Bottom line: how could I be absolutely sure that anything I did for God in my life wasn’t an effort to justify myself? This threw cold water on any attempts to love God and kept me in constant doubt and turmoil.

Consequently, I doubted my salvation. Not only that, there were sins in my life that I just couldn’t overcome. Here is what I believe led to my depression: fear of condemnation, AND being under law. That’s where it began, and then some of the other factors we have discussed tonight all joined in resulting in a colossal downward spiral. If you doubt your salvation, your hope is greatly diminished. A basic fear of condemnation and judgment, I have come to believe, prefaces the massive list of phobias that exist in our society. The Bible states that fear and death go hand in hand, and the terror of death is defined by the fear of judgment that follows [Hebrews 2:15].

Moreover, a single perspective on law leading to a mentality verbalized to me just the other day, “sin is sin,” leads to slavery to sin because you are still under law and provoked by it leading to even more fear of condemnation [Romans 7:1-11]. I believe my former depression was the result of my defective understanding of law and gospel and justification specifically.

The Bible states that mature love casts out fear, but this does not speak of acts of love per se [acts of love however do bring peace and joy], but a state of being. Working out our love to the point of maturity is the antithesis of being under law and its condemnation—condemnation is impossible, and all that is left is the wages of life as opposed to the wages of death. We are under grace where love fulfills the whole law. If we still need the gospel, that means we still need salvation from the law’s condemnation. In fact, Calvin and Luther both stated that fear of condemnation is the catalyst for sanctification—they plainly said it! Hence, more depression should be expected in the church than anywhere else! [See the booklet, “It’s Not About Election” @].

Fear is a really really big deal, and is more times than not a perquisite to depression.

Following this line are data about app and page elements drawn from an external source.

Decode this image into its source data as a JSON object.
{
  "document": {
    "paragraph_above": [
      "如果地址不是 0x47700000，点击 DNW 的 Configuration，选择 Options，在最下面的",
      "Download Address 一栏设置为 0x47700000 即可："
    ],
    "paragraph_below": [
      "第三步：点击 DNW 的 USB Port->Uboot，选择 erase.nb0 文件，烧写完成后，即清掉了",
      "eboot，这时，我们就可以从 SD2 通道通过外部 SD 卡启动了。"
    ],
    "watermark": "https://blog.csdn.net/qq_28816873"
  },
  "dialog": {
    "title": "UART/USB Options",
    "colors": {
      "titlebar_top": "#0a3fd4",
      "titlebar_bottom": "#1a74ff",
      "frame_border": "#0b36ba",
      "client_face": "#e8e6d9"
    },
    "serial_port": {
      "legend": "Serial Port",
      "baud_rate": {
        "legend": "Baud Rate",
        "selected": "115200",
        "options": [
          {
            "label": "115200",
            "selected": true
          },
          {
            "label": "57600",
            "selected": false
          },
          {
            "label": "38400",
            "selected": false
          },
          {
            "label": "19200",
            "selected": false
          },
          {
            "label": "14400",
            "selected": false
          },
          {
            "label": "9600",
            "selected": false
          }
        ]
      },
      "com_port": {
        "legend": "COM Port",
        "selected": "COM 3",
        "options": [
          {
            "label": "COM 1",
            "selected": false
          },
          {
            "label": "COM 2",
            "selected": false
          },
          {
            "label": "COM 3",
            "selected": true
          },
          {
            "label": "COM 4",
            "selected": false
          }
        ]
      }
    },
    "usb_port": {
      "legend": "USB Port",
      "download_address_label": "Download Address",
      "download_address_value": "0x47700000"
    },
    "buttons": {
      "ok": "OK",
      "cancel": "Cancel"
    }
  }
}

Please note the following from the Anxiety and Depression Association of America:

A1F.jpgA2FF.jpgA3FA4F[Note that fear/anxiety is associated with almost every mental illness that there is.]

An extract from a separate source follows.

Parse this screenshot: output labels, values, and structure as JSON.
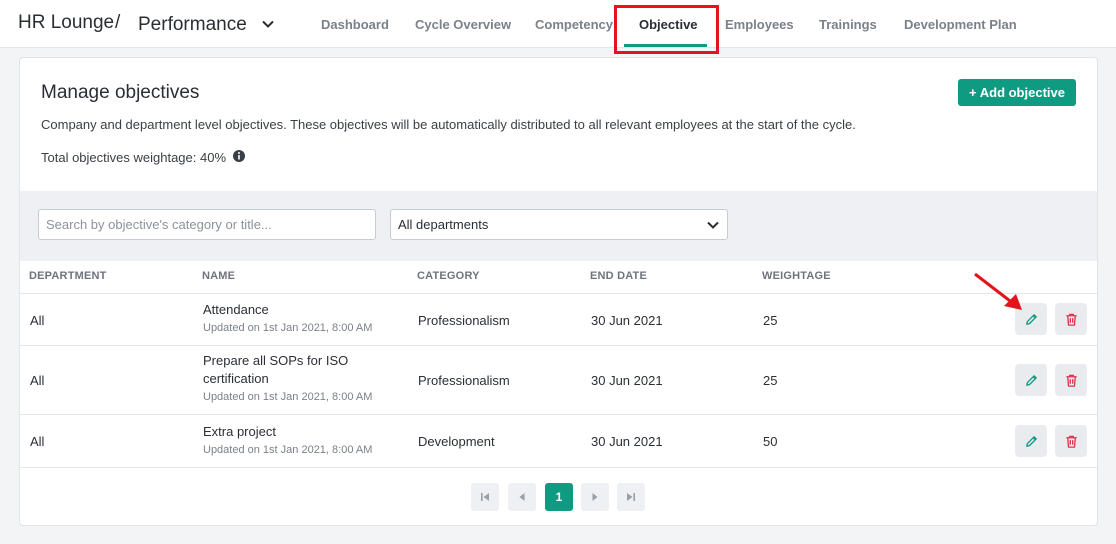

I have come to believe that helping people with the deepest needs of life begins with a biblically accurate view of justification and its relationship to sanctification. This is where it begins, let’s go to the phones.